The importance of undertaking clinical trials for a vaccine in Africa has dominated discussions at a webinar about COVID-19 and vaccine development on the continent. Concerns have previously been raised by members of the public about plans to conduct vaccine trials in Africa even though the continent has not been as severely affected by COVID-19 as Europe and America.

However, health experts advise that African participation in such studies is beneficial for the continent and its people.

Professor of Vaccinology at Wits University, Shabir Madhi, who is the technical leader of the first and only COVID-19 trial conducted in South Africa and the continent, says many life-saving vaccines have been introduced to low and middle-income countries five to 20 years after they were first available in high-income countries.

“If anything the criticism right now shouldn’t be about possibly using Africans as guinea pigs, we need to understand that less than 2.5% of all clinical trials that are done globally are done in Africa, which constitutes 17% of the world population. If anything, there aren’t enough clinical trials being done in Africa to understand how therapeutics including vaccines work on the African context because there’s very little financial incentive on the part of the industry to conduct these sorts of studies in Africa.”

Director of the Uganda Virus Research Institute, Professor Pontiano Kaleebu, says complaints about Africans being used as guinea pigs in vaccine trials are not unique to COVID-19. He says it was the same with HIV and Ebola vaccine trials.

“That concern is not surprising.
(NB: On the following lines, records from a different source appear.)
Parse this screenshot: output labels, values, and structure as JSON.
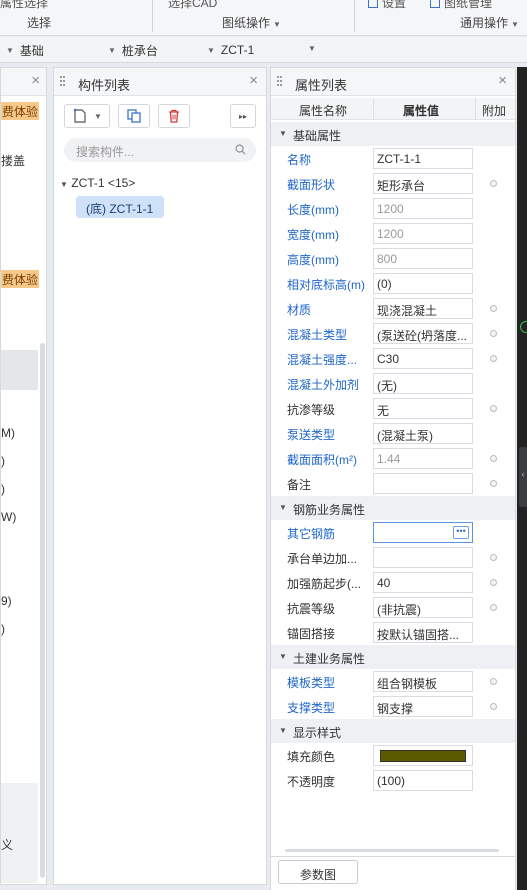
{
  "toolbar": {
    "cut_left": "属性选择",
    "cut_mid": "选择CAD",
    "cut_right1": "设置",
    "cut_right2": "图纸管理",
    "group_select": "选择",
    "group_drawing": "图纸操作",
    "group_general": "通用操作"
  },
  "selectors": {
    "sel1": "基础",
    "sel2": "桩承台",
    "sel3": "ZCT-1"
  },
  "left_panel": {
    "badge1": "费体验",
    "text1": "搂盖",
    "badge2": "费体验",
    "list": [
      "M)",
      ")",
      ")",
      "W)",
      "9)",
      ")"
    ],
    "bottom_text": "义"
  },
  "component_list": {
    "title": "构件列表",
    "search_placeholder": "搜索构件...",
    "tree_root": "ZCT-1 <15>",
    "tree_child": "(底) ZCT-1-1"
  },
  "property_list": {
    "title": "属性列表",
    "col_name": "属性名称",
    "col_value": "属性值",
    "col_extra": "附加",
    "rows": [
      {
        "type": "section",
        "title": "基础属性"
      },
      {
        "label": "名称",
        "value": "ZCT-1-1",
        "blue": true,
        "gray": false,
        "dot": false
      },
      {
        "label": "截面形状",
        "value": "矩形承台",
        "blue": true,
        "gray": false,
        "dot": true
      },
      {
        "label": "长度(mm)",
        "value": "1200",
        "blue": true,
        "gray": true,
        "dot": false
      },
      {
        "label": "宽度(mm)",
        "value": "1200",
        "blue": true,
        "gray": true,
        "dot": false
      },
      {
        "label": "高度(mm)",
        "value": "800",
        "blue": true,
        "gray": true,
        "dot": false
      },
      {
        "label": "相对底标高(m)",
        "value": "(0)",
        "blue": true,
        "gray": false,
        "dot": false
      },
      {
        "label": "材质",
        "value": "现浇混凝土",
        "blue": true,
        "gray": false,
        "dot": true
      },
      {
        "label": "混凝土类型",
        "value": "(泵送砼(坍落度...",
        "blue": true,
        "gray": false,
        "dot": true
      },
      {
        "label": "混凝土强度...",
        "value": "C30",
        "blue": true,
        "gray": false,
        "dot": true
      },
      {
        "label": "混凝土外加剂",
        "value": "(无)",
        "blue": true,
        "gray": false,
        "dot": false
      },
      {
        "label": "抗渗等级",
        "value": "无",
        "blue": false,
        "gray": false,
        "dot": true
      },
      {
        "label": "泵送类型",
        "value": "(混凝土泵)",
        "blue": true,
        "gray": false,
        "dot": false
      },
      {
        "label": "截面面积(m²)",
        "value": "1.44",
        "blue": true,
        "gray": true,
        "dot": true
      },
      {
        "label": "备注",
        "value": "",
        "blue": false,
        "gray": false,
        "dot": true
      },
      {
        "type": "section",
        "title": "钢筋业务属性"
      },
      {
        "label": "其它钢筋",
        "value": "",
        "blue": true,
        "gray": false,
        "dot": false,
        "active": true
      },
      {
        "label": "承台单边加...",
        "value": "",
        "blue": false,
        "gray": false,
        "dot": true
      },
      {
        "label": "加强筋起步(...",
        "value": "40",
        "blue": false,
        "gray": false,
        "dot": true
      },
      {
        "label": "抗震等级",
        "value": "(非抗震)",
        "blue": false,
        "gray": false,
        "dot": true
      },
      {
        "label": "锚固搭接",
        "value": "按默认锚固搭...",
        "blue": false,
        "gray": false,
        "dot": false
      },
      {
        "type": "section",
        "title": "土建业务属性"
      },
      {
        "label": "模板类型",
        "value": "组合钢模板",
        "blue": true,
        "gray": false,
        "dot": true
      },
      {
        "label": "支撑类型",
        "value": "钢支撑",
        "blue": true,
        "gray": false,
        "dot": true
      },
      {
        "type": "section",
        "title": "显示样式"
      },
      {
        "label": "填充颜色",
        "value": "",
        "blue": false,
        "gray": false,
        "dot": false,
        "swatch": true
      },
      {
        "label": "不透明度",
        "value": "(100)",
        "blue": false,
        "gray": false,
        "dot": false
      }
    ]
  },
  "param_button": "参数图",
  "colors": {
    "fill_color": "#5b5a00",
    "label_blue": "#1f66c8",
    "badge_orange": "#f6c98a"
  }
}
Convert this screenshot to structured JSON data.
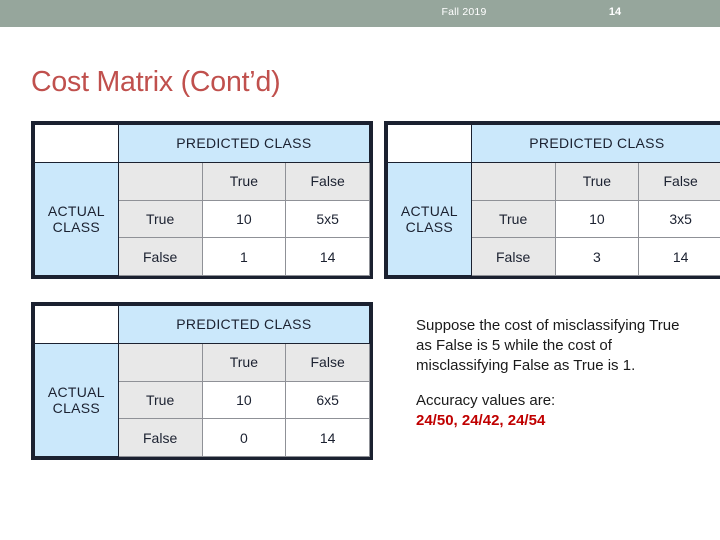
{
  "header": {
    "term": "Fall 2019",
    "slide_number": "14",
    "band_color": "#96a69c"
  },
  "title": {
    "text": "Cost Matrix (Cont’d)",
    "color": "#c0504d"
  },
  "colors": {
    "table_border": "#1b2130",
    "header_fill": "#cbe8fb",
    "label_fill": "#e8e8e8",
    "value_fill": "#ffffff",
    "accent_red": "#c00000",
    "title_red": "#c0504d"
  },
  "labels": {
    "predicted_class": "PREDICTED CLASS",
    "actual_class": "ACTUAL CLASS",
    "actual_class_line1": "ACTUAL",
    "actual_class_line2": "CLASS",
    "true": "True",
    "false": "False"
  },
  "matrices": [
    {
      "id": "matrix-1",
      "col_header": "PREDICTED CLASS",
      "row_header": "ACTUAL CLASS",
      "columns": [
        "True",
        "False"
      ],
      "rows": [
        "True",
        "False"
      ],
      "cells": [
        [
          "10",
          "5x5"
        ],
        [
          "1",
          "14"
        ]
      ]
    },
    {
      "id": "matrix-2",
      "col_header": "PREDICTED CLASS",
      "row_header": "ACTUAL CLASS",
      "columns": [
        "True",
        "False"
      ],
      "rows": [
        "True",
        "False"
      ],
      "cells": [
        [
          "10",
          "3x5"
        ],
        [
          "3",
          "14"
        ]
      ]
    },
    {
      "id": "matrix-3",
      "col_header": "PREDICTED CLASS",
      "row_header": "ACTUAL CLASS",
      "columns": [
        "True",
        "False"
      ],
      "rows": [
        "True",
        "False"
      ],
      "cells": [
        [
          "10",
          "6x5"
        ],
        [
          "0",
          "14"
        ]
      ]
    }
  ],
  "note": {
    "paragraph": "Suppose the cost of misclassifying True as False is 5 while the cost of misclassifying False as True is 1.",
    "accuracy_label": "Accuracy values are:",
    "accuracy_values": "24/50, 24/42, 24/54"
  }
}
That’s why we need to make sure we have processes to ensure that we follow the highest ethical legal standards. The processes we are talking about involving everyone will make sure that we are not just being used as guinea pigs but what we are doing is to conduct studies, to try vaccines that are being developed using the highest scientific standards and also conduct the trial in the highest ethical and legal standard.”

Countries urged to strengthen health systems

WHO Regional Director for Africa Dr Matshidiso Moeti called on countries to strengthen their health systems to prepare for the massive roll out of vaccines should the trial be successful.

“When we have an effective COVID-19 vaccine it will make sure that it takes into account if countries participated, the response of populations in Africa. We know also that when we have the vaccine it will have to be rolled out at unprecedented speed and scale. Equity must be a central focus of our efforts and too often African countries have ended up at the back of the queue for new technologies including vaccines. These lifesaving products must be made available to everyone not only those who can afford to pay.”

Professor Madhi says they will know by the end of this year if the vaccine is promising, but final results are only expected late next year.